Blum and colleagues had more restrictive selection criteria that included only patients with upper abdominal pain and discomfort. Despite this restriction, they showed no statistically significant benefit compared with placebo when either the strict criteria of resolution of symptoms or average symptom scores were used. They were more rigorous than McColl and colleagues in excluding peptic ulceration (which was found in 3% of patients) by performing repeated endoscopy in all patients at 3 and 12 months.

The explanation of the difference in outcome of the 2 studies was the poor placebo response (7%) in McColl and colleagues' study. This was uncharacteristically low for studies of functional disease, but it may be explained by the long follow-up or the more exacting definition of treatment success. Alternatively, blinding may have been compromised by the use of metronidazole, which frequently causes side effects, especially when taken with alcohol.

Assuming that inadequate blinding was not an issue, McColl and colleagues' study supports the hypothesis that some patients with NUD achieve long-term benefit from H. pylori eradication, although these patients may actually be “ulcer” patients with no, minimal, or missed findings at initial endoscopy. Both studies show that most patients do not benefit, and indeed, some may deteriorate. The findings of these well-designed studies do not support routine eradication therapy for NUD but suggest that a subgroup of patients (who are difficult to identify) may benefit in the long-term.

J. I.W. Jones, MD
C. J. Hawkey, MD
University of NottinghamNottingham, England, UK

J. I.W. Jones, MD
University of Nottingham
Nottingham, England, UK

C. J. Hawkey, MD
University of Nottingham
Nottingham, England, UK


1. Goh KL, Paramsothy M, Azian M, et al. Does Helicobacter pylori infection affect gastric emptying in patients with functional dyspepsia?
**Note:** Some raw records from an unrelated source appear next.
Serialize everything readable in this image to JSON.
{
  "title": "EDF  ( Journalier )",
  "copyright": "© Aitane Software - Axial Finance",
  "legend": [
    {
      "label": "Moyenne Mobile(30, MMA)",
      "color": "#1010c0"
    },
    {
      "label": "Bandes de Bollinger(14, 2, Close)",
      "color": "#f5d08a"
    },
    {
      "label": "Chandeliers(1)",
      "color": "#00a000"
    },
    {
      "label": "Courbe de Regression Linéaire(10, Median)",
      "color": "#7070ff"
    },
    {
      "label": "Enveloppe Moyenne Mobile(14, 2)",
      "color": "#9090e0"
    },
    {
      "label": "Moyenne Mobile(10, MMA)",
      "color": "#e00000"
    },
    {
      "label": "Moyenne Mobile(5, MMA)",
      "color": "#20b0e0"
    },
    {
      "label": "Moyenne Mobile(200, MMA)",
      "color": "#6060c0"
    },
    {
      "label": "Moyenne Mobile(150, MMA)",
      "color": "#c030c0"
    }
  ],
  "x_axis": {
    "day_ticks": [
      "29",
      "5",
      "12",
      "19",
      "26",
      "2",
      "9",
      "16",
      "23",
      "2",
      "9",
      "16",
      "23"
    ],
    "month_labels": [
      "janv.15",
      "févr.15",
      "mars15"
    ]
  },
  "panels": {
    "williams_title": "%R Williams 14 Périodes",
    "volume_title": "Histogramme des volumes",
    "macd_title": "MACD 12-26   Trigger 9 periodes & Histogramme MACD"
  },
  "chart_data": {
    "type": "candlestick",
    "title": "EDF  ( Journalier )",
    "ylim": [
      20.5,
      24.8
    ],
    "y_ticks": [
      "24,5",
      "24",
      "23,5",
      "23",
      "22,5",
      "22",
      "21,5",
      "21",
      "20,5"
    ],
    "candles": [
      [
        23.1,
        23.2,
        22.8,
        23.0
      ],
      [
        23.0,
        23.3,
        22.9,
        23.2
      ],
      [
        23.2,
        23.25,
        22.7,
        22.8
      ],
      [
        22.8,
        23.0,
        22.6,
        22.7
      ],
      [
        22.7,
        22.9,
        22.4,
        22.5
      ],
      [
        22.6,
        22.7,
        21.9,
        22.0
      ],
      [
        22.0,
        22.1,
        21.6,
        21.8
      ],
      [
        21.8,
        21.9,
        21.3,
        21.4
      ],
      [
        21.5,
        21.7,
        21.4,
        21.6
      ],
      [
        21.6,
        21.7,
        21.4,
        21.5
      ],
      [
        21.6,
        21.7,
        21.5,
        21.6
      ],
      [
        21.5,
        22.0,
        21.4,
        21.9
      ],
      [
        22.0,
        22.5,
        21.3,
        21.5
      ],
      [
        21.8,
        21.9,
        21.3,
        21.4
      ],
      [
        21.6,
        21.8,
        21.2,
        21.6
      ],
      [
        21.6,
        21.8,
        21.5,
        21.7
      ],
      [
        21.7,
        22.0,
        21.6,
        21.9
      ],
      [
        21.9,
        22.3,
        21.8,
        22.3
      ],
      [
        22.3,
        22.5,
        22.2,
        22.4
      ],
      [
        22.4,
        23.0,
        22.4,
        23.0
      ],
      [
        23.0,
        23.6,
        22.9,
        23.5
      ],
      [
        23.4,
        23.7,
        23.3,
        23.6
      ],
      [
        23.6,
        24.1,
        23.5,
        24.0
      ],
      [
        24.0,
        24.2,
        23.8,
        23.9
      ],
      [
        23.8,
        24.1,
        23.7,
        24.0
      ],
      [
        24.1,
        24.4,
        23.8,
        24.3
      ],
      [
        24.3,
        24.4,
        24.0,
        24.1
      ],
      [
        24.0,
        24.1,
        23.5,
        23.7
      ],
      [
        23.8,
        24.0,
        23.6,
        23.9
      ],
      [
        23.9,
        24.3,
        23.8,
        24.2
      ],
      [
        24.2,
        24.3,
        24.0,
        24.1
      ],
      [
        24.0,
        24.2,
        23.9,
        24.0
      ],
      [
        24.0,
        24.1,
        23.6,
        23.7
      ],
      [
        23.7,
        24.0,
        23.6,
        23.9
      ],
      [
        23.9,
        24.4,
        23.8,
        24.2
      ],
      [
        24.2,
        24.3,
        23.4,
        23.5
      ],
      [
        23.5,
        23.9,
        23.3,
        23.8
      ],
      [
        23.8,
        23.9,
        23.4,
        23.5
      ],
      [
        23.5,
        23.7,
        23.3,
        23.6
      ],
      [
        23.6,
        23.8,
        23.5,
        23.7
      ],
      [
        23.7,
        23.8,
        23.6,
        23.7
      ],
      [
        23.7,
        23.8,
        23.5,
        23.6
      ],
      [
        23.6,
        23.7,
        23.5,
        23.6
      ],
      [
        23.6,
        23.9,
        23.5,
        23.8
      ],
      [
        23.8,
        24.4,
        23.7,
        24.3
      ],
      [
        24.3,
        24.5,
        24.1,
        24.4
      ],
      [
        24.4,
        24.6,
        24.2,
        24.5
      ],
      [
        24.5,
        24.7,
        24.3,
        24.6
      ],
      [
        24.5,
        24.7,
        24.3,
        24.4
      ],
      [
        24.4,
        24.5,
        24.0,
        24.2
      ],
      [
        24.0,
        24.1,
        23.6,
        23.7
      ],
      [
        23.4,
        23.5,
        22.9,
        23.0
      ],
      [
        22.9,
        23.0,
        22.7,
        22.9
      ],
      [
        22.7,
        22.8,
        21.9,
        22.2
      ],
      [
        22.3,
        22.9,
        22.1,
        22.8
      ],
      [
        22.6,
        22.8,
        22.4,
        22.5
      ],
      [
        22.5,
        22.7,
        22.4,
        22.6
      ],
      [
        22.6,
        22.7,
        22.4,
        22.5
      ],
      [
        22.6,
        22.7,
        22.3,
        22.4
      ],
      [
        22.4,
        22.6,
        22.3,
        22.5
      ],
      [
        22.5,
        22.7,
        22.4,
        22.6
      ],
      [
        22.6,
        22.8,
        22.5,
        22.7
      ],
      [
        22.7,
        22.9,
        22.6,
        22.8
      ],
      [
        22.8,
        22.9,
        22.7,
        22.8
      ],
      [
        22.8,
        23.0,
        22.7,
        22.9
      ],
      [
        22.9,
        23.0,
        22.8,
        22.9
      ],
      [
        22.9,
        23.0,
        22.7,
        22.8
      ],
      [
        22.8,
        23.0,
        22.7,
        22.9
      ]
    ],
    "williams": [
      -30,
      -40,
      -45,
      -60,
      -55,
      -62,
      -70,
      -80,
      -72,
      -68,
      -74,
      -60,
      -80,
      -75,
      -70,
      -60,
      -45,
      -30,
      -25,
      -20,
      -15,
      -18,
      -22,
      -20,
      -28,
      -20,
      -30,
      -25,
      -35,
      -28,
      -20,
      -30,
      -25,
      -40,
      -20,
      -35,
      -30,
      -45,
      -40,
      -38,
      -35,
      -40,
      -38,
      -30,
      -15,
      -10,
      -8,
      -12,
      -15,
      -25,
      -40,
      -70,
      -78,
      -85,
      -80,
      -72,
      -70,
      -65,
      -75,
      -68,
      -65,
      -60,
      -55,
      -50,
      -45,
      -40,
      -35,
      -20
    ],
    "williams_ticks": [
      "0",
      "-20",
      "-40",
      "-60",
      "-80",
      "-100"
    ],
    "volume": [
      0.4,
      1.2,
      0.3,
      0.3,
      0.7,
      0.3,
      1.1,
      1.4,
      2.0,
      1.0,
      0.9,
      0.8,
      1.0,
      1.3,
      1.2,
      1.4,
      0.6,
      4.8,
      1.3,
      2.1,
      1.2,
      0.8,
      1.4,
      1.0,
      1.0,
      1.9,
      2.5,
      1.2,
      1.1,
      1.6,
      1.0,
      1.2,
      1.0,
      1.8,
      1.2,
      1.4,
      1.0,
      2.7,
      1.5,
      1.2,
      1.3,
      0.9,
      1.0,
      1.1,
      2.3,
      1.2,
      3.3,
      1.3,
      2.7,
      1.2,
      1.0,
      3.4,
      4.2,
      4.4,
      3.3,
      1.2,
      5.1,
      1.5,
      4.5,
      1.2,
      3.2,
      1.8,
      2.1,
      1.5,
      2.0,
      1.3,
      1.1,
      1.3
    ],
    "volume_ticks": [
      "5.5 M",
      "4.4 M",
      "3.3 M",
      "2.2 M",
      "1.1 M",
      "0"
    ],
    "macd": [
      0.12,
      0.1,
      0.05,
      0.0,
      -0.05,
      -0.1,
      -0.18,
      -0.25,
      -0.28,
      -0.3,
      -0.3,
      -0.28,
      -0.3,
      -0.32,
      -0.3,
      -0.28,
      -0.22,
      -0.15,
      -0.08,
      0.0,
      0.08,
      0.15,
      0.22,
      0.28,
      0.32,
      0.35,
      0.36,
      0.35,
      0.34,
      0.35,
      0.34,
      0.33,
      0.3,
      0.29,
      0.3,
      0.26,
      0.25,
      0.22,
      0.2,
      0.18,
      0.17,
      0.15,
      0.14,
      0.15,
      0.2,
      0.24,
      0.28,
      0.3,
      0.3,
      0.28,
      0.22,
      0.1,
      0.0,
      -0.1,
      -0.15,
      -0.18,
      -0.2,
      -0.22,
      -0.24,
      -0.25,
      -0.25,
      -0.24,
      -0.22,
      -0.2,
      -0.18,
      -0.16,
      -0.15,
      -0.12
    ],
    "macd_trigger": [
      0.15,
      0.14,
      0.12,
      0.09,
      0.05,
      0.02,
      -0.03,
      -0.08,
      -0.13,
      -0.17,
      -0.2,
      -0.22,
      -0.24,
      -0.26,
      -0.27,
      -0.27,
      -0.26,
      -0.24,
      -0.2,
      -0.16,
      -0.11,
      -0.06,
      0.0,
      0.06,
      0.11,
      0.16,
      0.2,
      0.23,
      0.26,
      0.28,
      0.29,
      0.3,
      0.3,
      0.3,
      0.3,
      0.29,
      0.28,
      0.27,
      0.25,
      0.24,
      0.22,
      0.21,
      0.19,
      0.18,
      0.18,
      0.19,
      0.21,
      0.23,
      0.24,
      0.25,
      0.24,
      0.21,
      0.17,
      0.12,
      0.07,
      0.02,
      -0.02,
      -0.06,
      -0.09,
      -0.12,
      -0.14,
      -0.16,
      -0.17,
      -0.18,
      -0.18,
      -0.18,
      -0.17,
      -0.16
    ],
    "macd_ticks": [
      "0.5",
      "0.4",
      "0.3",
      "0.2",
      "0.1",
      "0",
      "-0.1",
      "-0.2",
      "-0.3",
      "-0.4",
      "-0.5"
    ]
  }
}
J Gastroenterol Hepatol. 1997; 12:790-4.

2. Mearin F, de Ribot X, Balboa A, et al. Does Helicobacter pylori infection increase gastric sensitivity in functional dyspepsia? Gut. 1995;37:47-51.

3. Veldhuyzen van Zanten SJ, Cleary C, Talley NJ, et al. Drug treatment of functional dyspepsia: a systematic analysis of trial methodology with recommendations for design of future trials. Am J Gastroenterol. 1996;91:660-73.